[Interface dataset entries]
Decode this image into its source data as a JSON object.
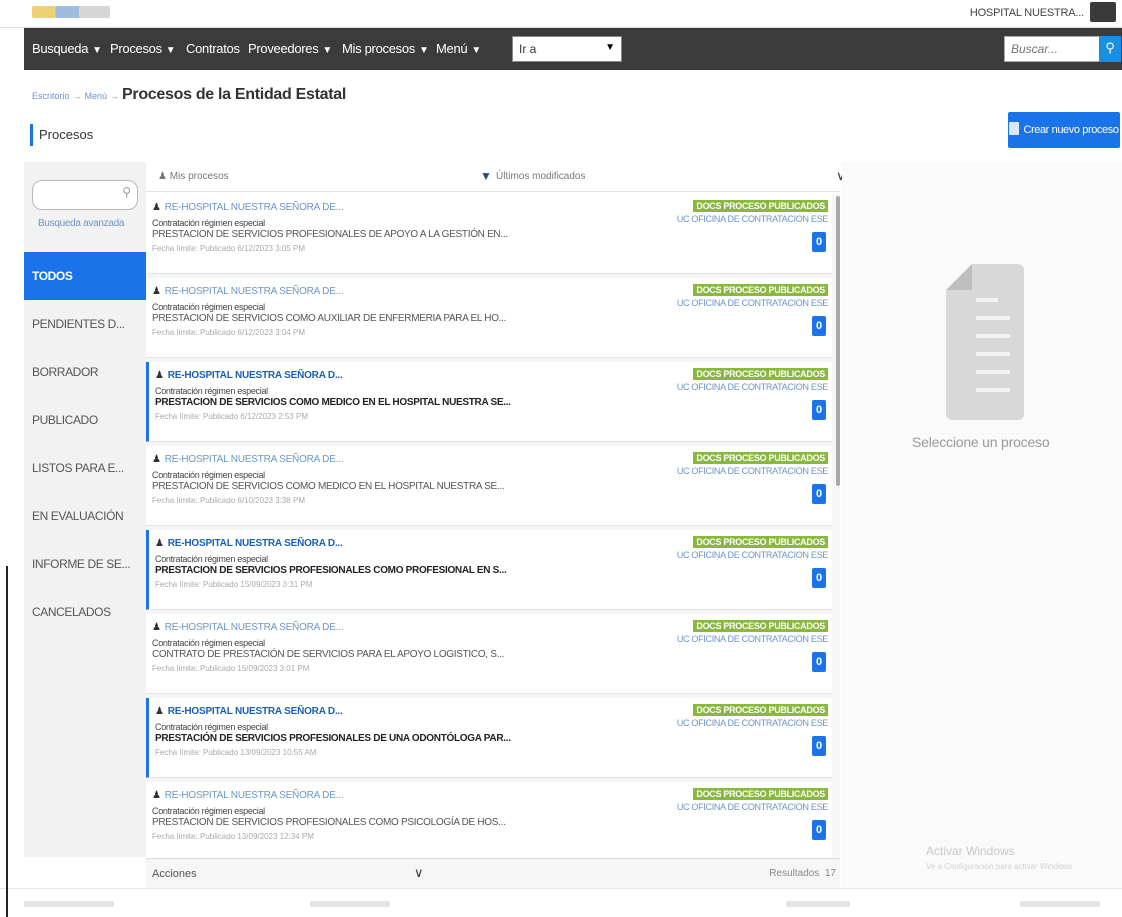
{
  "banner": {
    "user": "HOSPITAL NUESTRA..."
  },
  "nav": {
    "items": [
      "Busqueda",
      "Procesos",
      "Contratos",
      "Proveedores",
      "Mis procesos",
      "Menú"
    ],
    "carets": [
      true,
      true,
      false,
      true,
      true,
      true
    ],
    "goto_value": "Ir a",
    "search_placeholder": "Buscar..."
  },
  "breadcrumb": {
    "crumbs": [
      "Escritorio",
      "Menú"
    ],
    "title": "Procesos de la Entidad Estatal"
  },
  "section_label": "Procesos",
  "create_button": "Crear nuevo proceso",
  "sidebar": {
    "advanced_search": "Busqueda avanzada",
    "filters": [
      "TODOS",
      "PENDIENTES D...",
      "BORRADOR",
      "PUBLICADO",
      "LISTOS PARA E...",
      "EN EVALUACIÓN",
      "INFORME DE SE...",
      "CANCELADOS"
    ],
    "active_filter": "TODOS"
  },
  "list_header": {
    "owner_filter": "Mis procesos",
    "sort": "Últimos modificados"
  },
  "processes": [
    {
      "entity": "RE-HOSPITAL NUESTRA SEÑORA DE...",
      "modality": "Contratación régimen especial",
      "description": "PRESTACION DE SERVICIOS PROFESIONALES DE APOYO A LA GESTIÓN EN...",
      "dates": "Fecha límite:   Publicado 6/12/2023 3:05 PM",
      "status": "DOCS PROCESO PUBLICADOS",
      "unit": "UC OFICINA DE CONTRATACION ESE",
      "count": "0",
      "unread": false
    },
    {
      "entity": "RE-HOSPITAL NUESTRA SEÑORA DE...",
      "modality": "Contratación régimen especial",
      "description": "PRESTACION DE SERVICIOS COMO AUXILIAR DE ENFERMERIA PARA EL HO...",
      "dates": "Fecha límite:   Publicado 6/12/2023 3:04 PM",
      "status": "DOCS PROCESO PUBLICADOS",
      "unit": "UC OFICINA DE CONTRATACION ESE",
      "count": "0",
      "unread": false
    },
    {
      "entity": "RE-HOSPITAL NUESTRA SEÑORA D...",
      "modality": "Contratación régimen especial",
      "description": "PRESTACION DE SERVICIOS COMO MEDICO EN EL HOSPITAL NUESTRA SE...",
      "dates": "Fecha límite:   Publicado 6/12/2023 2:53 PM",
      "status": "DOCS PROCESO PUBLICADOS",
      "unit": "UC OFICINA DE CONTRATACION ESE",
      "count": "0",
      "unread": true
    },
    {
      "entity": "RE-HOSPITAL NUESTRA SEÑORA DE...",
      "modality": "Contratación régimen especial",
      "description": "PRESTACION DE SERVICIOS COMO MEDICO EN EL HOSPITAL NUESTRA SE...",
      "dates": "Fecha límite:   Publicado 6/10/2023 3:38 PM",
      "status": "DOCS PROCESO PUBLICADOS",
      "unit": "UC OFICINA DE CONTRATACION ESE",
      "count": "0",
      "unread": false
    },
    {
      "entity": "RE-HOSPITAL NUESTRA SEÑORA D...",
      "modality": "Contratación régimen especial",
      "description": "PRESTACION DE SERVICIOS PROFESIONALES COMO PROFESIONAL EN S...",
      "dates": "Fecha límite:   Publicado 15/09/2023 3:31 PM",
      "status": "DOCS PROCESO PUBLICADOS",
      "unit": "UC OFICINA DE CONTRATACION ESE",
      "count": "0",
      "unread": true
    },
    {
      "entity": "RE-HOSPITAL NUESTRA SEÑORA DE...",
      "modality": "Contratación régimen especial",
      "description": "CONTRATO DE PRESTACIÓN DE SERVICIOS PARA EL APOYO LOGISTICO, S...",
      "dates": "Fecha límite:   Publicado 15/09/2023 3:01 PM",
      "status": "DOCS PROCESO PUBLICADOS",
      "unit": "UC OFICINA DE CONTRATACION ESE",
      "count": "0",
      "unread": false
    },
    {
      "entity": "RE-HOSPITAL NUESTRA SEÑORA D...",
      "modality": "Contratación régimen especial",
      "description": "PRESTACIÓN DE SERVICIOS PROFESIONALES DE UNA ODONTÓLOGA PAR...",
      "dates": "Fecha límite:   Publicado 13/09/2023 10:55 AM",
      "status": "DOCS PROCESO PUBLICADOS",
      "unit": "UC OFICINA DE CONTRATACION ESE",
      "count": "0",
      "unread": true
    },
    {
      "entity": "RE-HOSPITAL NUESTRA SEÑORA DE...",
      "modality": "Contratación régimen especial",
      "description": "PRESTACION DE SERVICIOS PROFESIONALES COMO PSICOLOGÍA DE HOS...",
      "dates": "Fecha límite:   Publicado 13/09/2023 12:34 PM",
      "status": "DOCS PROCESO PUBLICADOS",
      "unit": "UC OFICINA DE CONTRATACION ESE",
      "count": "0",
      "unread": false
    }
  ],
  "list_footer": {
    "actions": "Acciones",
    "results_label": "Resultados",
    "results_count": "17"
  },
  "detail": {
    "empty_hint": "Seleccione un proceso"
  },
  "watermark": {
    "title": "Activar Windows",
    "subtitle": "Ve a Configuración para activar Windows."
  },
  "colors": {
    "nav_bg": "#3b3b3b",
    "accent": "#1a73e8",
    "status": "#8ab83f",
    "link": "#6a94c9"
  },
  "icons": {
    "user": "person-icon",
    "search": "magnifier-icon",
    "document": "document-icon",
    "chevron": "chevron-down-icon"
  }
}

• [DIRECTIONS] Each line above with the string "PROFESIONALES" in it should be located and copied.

• [RESULT BELOW]
      "description": "PRESTACION DE SERVICIOS PROFESIONALES DE APOYO A LA GESTIÓN EN...",
      "description": "PRESTACION DE SERVICIOS PROFESIONALES COMO PROFESIONAL EN S...",
      "description": "PRESTACIÓN DE SERVICIOS PROFESIONALES DE UNA ODONTÓLOGA PAR...",
      "description": "PRESTACION DE SERVICIOS PROFESIONALES COMO PSICOLOGÍA DE HOS...",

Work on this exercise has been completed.